I cannot decide how I feel about Americanah by Chimamanda Ngozi Adichie. On one hand, it is well-written, full of vibrant characters, and deals with tough themes: race, poverty, being an immigrant, and returning home to find it a changed place. On the other hand, I got the end of the novel not caring if any of the characters found happiness.
Adichie’s discussion of being black in America, but not necessarily a Black American, is eye-opening. As a white American who has only ever lived in the Midwest, this is a topic that I know nothing about. In college I took course in African history and African-American Intellectual history, so went into the novel familiar with certain themes of belonging and identity as they relate to race and immigrant status, but learning about race in America is not the same as experiencing it. It was interesting to read Ifemelu’s perspective on how being black in America was different, and how when she returned home to Nigeria that she didn’t feel black anymore. I don’t know as that I have the right lens to judge this novel – perhaps it’s merit is one that I cannot fully see.
What I can see is the words and the story itself: Adichie’s prose is at times poetical, and the first quarter of the novel is compelling: the plot, the observations, the commentary all work together to tell the story of Ifemelu, a young Nigerian woman heading to college in America on scholarship, leaving a boy she loves behind. She lands in the states to find a different world than what she was promised, faces significant struggles, and eventually attains success as a blog writer and speaker on the topic of race from the perspective of a Non-American Black. The novel flattens from there, as Ifemelu makes decisions that don’t always make sense and that sometime hurt others.
“But she had not had a bold epiphany and there was no cause; it was simply that layer after layer of discontent had settled in her, and formed a mass that now propelled her… her relationship with him was like being content in a house but always sitting by the window looking out.” – p. 7
“He was no longer sure, he had in fact never been sure, whether he liked his life because he really did or whether he liked it because he was supposed to.” – p. 21
“She rested her head against his and felt, for the first time, what she would often feel with him: a self-affection. He made her like herself.” – p. 61
“Did things begin to exist only when they were named?” – p. 160
“He was like a salutary tonic; with him, she could only inhabit a higher level of goodness.” – p. 313
“She heard his words like a melody… and between them silence grew, an ancient silence that they both knew. She was inside this silence and she was safe.” – p. 439

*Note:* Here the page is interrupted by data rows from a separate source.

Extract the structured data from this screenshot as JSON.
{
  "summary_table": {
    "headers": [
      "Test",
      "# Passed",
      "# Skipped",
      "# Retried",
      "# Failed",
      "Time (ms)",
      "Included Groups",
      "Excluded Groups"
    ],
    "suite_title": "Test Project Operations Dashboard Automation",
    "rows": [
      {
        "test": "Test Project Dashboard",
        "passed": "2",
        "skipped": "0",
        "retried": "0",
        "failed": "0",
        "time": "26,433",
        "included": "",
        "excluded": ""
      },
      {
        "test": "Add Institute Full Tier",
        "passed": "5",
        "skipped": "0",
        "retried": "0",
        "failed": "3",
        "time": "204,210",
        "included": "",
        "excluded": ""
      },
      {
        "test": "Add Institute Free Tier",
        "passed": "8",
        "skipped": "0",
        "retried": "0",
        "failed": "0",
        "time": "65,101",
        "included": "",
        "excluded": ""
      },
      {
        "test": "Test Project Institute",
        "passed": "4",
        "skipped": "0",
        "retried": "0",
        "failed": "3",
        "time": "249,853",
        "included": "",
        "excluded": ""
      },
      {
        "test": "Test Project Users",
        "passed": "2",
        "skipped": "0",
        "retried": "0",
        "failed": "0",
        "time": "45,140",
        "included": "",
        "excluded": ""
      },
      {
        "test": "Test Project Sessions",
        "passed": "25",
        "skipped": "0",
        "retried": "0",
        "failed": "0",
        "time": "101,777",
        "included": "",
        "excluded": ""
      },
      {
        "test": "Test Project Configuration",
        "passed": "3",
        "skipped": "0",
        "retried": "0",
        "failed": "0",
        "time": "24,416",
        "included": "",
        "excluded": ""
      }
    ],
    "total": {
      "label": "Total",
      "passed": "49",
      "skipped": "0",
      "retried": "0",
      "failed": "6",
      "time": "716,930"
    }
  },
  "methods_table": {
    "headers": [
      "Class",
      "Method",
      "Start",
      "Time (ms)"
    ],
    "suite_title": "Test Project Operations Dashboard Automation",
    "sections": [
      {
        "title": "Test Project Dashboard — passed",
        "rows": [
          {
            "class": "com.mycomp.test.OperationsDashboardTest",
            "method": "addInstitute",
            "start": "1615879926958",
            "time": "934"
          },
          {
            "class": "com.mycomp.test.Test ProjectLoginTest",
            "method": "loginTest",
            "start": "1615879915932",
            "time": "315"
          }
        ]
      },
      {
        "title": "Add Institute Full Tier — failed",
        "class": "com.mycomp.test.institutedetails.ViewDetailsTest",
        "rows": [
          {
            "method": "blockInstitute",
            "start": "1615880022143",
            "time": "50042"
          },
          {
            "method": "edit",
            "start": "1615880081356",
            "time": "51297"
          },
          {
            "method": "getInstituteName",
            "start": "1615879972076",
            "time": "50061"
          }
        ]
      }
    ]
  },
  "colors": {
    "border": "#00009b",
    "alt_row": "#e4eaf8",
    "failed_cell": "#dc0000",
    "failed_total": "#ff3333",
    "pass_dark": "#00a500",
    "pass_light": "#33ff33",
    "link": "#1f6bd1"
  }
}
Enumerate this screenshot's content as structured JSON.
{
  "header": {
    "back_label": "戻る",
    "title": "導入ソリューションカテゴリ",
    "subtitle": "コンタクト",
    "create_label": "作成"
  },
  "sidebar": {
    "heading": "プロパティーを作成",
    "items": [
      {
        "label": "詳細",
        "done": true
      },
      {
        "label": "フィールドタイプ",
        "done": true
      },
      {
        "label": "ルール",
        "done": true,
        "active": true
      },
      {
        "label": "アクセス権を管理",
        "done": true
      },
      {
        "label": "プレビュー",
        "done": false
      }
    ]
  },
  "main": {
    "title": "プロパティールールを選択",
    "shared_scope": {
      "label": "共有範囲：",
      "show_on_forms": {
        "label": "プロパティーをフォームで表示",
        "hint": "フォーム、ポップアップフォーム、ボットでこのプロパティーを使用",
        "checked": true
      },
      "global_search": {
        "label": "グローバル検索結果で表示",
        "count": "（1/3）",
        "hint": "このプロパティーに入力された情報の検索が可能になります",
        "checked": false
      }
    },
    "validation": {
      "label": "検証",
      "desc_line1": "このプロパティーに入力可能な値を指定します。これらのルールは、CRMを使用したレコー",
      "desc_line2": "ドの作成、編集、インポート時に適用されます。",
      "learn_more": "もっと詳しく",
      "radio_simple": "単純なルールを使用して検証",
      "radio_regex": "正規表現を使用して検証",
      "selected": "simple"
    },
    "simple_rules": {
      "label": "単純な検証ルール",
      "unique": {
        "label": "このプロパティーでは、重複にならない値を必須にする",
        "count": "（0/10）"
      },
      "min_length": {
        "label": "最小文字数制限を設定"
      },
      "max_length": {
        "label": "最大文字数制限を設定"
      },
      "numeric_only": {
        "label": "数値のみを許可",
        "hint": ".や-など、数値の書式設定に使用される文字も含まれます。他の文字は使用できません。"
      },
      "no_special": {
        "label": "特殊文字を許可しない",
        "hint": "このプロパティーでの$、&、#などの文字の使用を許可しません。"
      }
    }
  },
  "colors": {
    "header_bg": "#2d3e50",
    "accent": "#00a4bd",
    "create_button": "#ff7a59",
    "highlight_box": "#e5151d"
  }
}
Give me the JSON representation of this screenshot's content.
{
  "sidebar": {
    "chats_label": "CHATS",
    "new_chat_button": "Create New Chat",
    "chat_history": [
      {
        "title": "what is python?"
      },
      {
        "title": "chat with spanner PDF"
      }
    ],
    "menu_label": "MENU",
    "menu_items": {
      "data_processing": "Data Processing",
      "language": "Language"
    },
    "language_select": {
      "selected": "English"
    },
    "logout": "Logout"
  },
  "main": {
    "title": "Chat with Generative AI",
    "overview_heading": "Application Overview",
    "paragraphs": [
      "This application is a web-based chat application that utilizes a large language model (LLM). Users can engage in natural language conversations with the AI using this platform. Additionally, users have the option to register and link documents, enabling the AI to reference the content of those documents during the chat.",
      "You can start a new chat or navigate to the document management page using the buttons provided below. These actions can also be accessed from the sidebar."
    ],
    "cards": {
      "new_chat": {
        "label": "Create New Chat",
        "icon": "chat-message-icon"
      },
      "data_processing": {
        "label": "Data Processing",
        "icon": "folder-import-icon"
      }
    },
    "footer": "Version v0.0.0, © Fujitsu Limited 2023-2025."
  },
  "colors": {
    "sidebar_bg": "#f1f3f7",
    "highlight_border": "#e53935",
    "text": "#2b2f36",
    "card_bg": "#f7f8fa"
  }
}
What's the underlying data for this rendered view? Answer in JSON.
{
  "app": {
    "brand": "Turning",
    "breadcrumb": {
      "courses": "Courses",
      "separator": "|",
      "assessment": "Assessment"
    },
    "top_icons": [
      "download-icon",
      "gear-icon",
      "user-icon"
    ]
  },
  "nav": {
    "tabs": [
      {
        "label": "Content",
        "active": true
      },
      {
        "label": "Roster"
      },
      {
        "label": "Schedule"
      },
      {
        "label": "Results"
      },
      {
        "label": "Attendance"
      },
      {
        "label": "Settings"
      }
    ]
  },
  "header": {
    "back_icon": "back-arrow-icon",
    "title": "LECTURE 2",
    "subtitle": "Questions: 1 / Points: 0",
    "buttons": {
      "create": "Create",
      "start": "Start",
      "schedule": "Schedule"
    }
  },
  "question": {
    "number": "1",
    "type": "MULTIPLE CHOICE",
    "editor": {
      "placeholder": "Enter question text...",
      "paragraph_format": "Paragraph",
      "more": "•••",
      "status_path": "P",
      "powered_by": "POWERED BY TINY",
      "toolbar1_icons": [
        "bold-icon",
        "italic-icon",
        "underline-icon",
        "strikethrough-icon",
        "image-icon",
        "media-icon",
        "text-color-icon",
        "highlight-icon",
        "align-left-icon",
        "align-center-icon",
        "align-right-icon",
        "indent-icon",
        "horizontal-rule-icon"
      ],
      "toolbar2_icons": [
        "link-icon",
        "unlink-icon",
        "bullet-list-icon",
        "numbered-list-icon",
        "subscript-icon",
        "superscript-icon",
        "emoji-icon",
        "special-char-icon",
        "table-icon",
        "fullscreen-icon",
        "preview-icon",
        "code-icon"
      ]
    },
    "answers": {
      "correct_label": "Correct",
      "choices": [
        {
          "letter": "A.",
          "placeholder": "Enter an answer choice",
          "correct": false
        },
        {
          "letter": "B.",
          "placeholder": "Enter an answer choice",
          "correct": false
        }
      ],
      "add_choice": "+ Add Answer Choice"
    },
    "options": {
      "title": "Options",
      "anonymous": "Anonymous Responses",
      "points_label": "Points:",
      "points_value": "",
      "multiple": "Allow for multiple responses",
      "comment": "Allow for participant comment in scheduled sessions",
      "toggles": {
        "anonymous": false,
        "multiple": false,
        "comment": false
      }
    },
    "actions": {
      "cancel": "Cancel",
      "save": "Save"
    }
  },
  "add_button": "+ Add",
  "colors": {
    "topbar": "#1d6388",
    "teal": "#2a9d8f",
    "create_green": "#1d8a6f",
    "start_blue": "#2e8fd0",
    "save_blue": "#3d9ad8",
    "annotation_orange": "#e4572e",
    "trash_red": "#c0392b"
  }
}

“Race doesn’t really work here [in Nigeria]. I feel like I got off the plane in Lagos and stopped being black.” – p. 475
Was it a good story? Yes, in that I think it is an important story to learn from, but it’s not one I would recommend to a friend as an engaging or entertaining read. It’s a book to read for perspective.
What could have made it a better story? While I imagine that all the ancillary characters were there to serve as anecdotes and fodder for Ifemelu’s blog, I often got through a section wondering if it had been necessary. I feel like the middle third of the book could almost not exist and it still retain its shape.
Have you read Americanah? What did you think?